Gathering manoomin: Leech Lake Tribal College offers students a traditional wild rice harvest
Students and staff members of Leech Lake Tribal College recently loaded their canoes and set out on Lower Rice Lake near Bagley to take part in the honored tradition of harvesting wild rice.
BAGLEY — Students and staff members of Leech Lake Tribal College recently loaded their canoes and set out on Lower Rice Lake near Bagley to take part in the honored tradition of harvesting wild rice.
Arriving at the lake at about 9:30 a.m., two students enrolled in the six-week wild ricing course, Kendra Haugen and Jamie Chesney, gathered their bearings and got comfortable sitting in the front of their canoes, as they planned to be out for a couple of hours.
The students were each paired with an LLTC staff member — multi-media and marketing specialist Ryan White and STEM program assistant Daniel DeVault — doubling as helpers for the class.
“This is my second year helping with this class,” DeVault said, “but I’ve been parching and ricing ever since I was a boy.”
Elaine Fleming, an instructor of the wild ricing class, mentioned they’ve been taking students out to harvest rice for about eight years. Manoomin (the Ojibwe word for wild rice), is more than a staple food, it’s also a sacred component of Anishinaabe culture, history and tradition.
Along with many wild rice harvesters, most learn from family members and elders. White learned from his grandmother and mentioned she participated in the harvest process until she was 82 years old.
“My favorite experience was going out with (my grandmother). Even in her old age she had experience and knew exactly where to look for the ripe-headed rice,” White said. “Even when younger harvesters who were really strong and fit set out, she still got more pounds of rice than them.”
During the day, White and DeVault were assigned to pulling duty, which involved standing in the back of the canoe maneuvering a 12-foot tall push-pole into the thick mud at the bottom of the lake to propel them across the water and into the rice beds.
“When you're a teenager in my family, usually you start by pulling. My nephew started ricing when he was 14 and he's come a long way in four years,” White said with a laugh. “This year I had my 11-year-old son out for three days and my 13-year-old son made it out for eight days.”
In the front of the canoe is where Haugen and Chesney sat with short wooden sticks in each hand, these are called knockers. One of the knockers is used for parting the stalks and bending them over the top of their laps. They use the other knocker to tap the loose seed heads into their canoe.
“We go out and it usually takes quite a while,” DeVault said. “We try to fill up the canoe, but we also recede some of it back into the lake so it grows for next season.”
Although the students were only gathering the rice on Wednesday, earlier in the week of Sept. 12, LLTC students got to experience the entire traditional harvesting process — gathering, parching, jigging and winnowing.

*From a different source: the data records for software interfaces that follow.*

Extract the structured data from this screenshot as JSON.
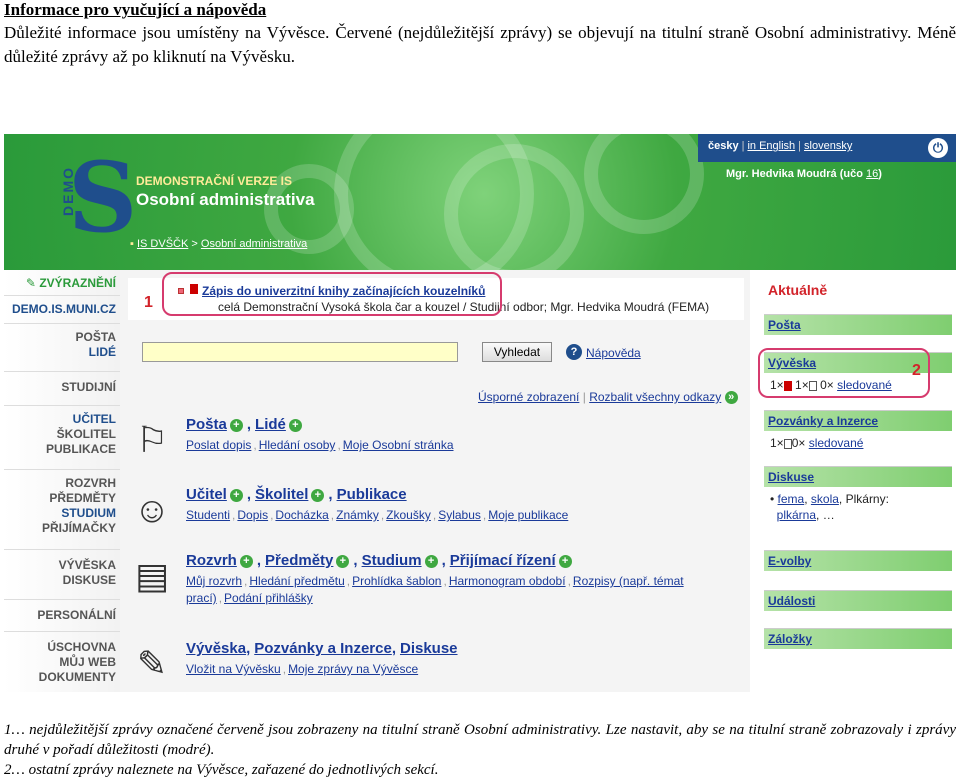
{
  "doc": {
    "title": "Informace pro vyučující a nápověda",
    "intro": "Důležité informace jsou umístěny na Vývěsce. Červené (nejdůležitější zprávy) se objevují na titulní straně Osobní administrativy. Méně důležité zprávy až po kliknutí na Vývěsku.",
    "foot1": "1… nejdůležitější zprávy označené červeně jsou zobrazeny na titulní straně Osobní administrativy. Lze nastavit, aby se na titulní straně zobrazovaly i zprávy druhé v pořadí důležitosti (modré).",
    "foot2": "2… ostatní zprávy naleznete na Vývěsce, zařazené do jednotlivých sekcí."
  },
  "header": {
    "logo_letters": "DEMO",
    "logo_s": "S",
    "demo_label": "DEMONSTRAČNÍ VERZE IS",
    "app_title": "Osobní administrativa",
    "breadcrumb_root": "IS DVŠČK",
    "breadcrumb_sep": ">",
    "breadcrumb_current": "Osobní administrativa",
    "lang_current": "česky",
    "lang_en": "in English",
    "lang_sk": "slovensky",
    "power_glyph": "⏻",
    "user_text": "Mgr. Hedvika Moudrá (učo",
    "user_uco": "16",
    "user_close": ")"
  },
  "nav": {
    "highlights": "ZVÝRAZNĚNÍ",
    "site": "DEMO.IS.MUNI.CZ",
    "posta": "POŠTA",
    "lide": "LIDÉ",
    "studijni": "STUDIJNÍ",
    "ucitel": "UČITEL",
    "skolitel": "ŠKOLITEL",
    "publikace": "PUBLIKACE",
    "rozvrh": "ROZVRH",
    "predmety": "PŘEDMĚTY",
    "studium": "STUDIUM",
    "prijimacky": "PŘIJÍMAČKY",
    "vyveska": "VÝVĚSKA",
    "diskuse": "DISKUSE",
    "personalni": "PERSONÁLNÍ",
    "uschovna": "ÚSCHOVNA",
    "mujweb": "MŮJ WEB",
    "dokumenty": "DOKUMENTY"
  },
  "notice": {
    "marker": "1",
    "link": "Zápis do univerzitní knihy začínajících kouzelníků",
    "sub": "celá Demonstrační Vysoká škola čar a kouzel / Studijní odbor; Mgr. Hedvika Moudrá (FEMA)"
  },
  "search": {
    "button": "Vyhledat",
    "help_glyph": "?",
    "help": "Nápověda",
    "simple_view": "Úsporné zobrazení",
    "view_sep": "|",
    "expand_all": "Rozbalit všechny odkazy"
  },
  "sections": [
    {
      "icon": "⚐",
      "heads": [
        "Pošta",
        "Lidé"
      ],
      "links": [
        "Poslat dopis",
        "Hledání osoby",
        "Moje Osobní stránka"
      ]
    },
    {
      "icon": "☺",
      "heads": [
        "Učitel",
        "Školitel",
        "Publikace"
      ],
      "links": [
        "Studenti",
        "Dopis",
        "Docházka",
        "Známky",
        "Zkoušky",
        "Sylabus",
        "Moje publikace"
      ]
    },
    {
      "icon": "▤",
      "heads": [
        "Rozvrh",
        "Předměty",
        "Studium",
        "Přijímací řízení"
      ],
      "links": [
        "Můj rozvrh",
        "Hledání předmětu",
        "Prohlídka šablon",
        "Harmonogram období",
        "Rozpisy (např. témat prací)",
        "Podání přihlášky"
      ]
    },
    {
      "icon": "✎",
      "heads": [
        "Vývěska",
        "Pozvánky a Inzerce",
        "Diskuse"
      ],
      "links": [
        "Vložit na Vývěsku",
        "Moje zprávy na Vývěsce"
      ]
    }
  ],
  "right": {
    "title": "Aktuálně",
    "posta": "Pošta",
    "vyveska": "Vývěska",
    "vyveska_count_red": "1×",
    "vyveska_count_doc": "1×",
    "vyveska_count_zero": "0×",
    "followed": "sledované",
    "marker": "2",
    "invites": "Pozvánky a Inzerce",
    "invites_count1": "1×",
    "invites_count0": "0×",
    "diskuse": "Diskuse",
    "disc_bullet": "•",
    "disc_a": "fema",
    "disc_b": "skola",
    "disc_c": "Plkárny:",
    "disc_d": "plkárna",
    "disc_more": "…",
    "evolby": "E-volby",
    "udalosti": "Události",
    "zalozky": "Záložky"
  }
}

Once the rice is gathered and the canoe is full, the next process is called parching. This entails transferring the rice from the canoe to big cast-iron pans and roasting it over a fire to remove any moisture and make the rice hulls brittle.
After the rice is parched, it’s put into an elk hide-lined pit and stepped on to loosen the hulls surrounding the grain during a process called jigging. Using two sticks to stay balanced, clean moccasin shoes were provided as the students “stepped and twisted” inside the pit.
Finally, the rice is ready to be separated during a process called winnowing. Using a pan or birch bark trays, the students tossed the rice into the air to separate the hulls from the edible grains.
“It’s like flipping a pancake and the wind will carry out the debris while the rice stays at the bottom,” White added.
According to Fleming, another fun addition to the course is the students get to choose what to do with the rice they harvest during class.
“For this class we let the students decide what to do with the rice,” Fleming said. “If they want to parch it and keep it to eat or if they want to sell it, it’s up to them.”
This is Haugen’s first year harvesting rice and she’s still learning about the process and developing her rhythm.
“This is my third time ricing this year,” Haugen said as she grabbed a bundle of rice and swept it into the canoe. “I don't have the means of processing the rice, so we decided as a class we were going to sell it, all of it goes back to the community anyway.”
LLTC’s mission is to provide opportunities for students to learn and practice Anishinaabe culture, values, language and knowledge in the classroom and through activities like ricing. Haugen mentioned she’s been wanting to try this since she was in high school.
“It’s just really cool that this was offered as a class, I probably wouldn't have gotten the chance to try it otherwise,” Haugen said. “It’s definitely a learning process and some people have been doing this for decades and say they’re still learning, too.”
To see more LLTC students and the entire wild rice harvesting process, visit the Leech Lake Tribal College Facebook page.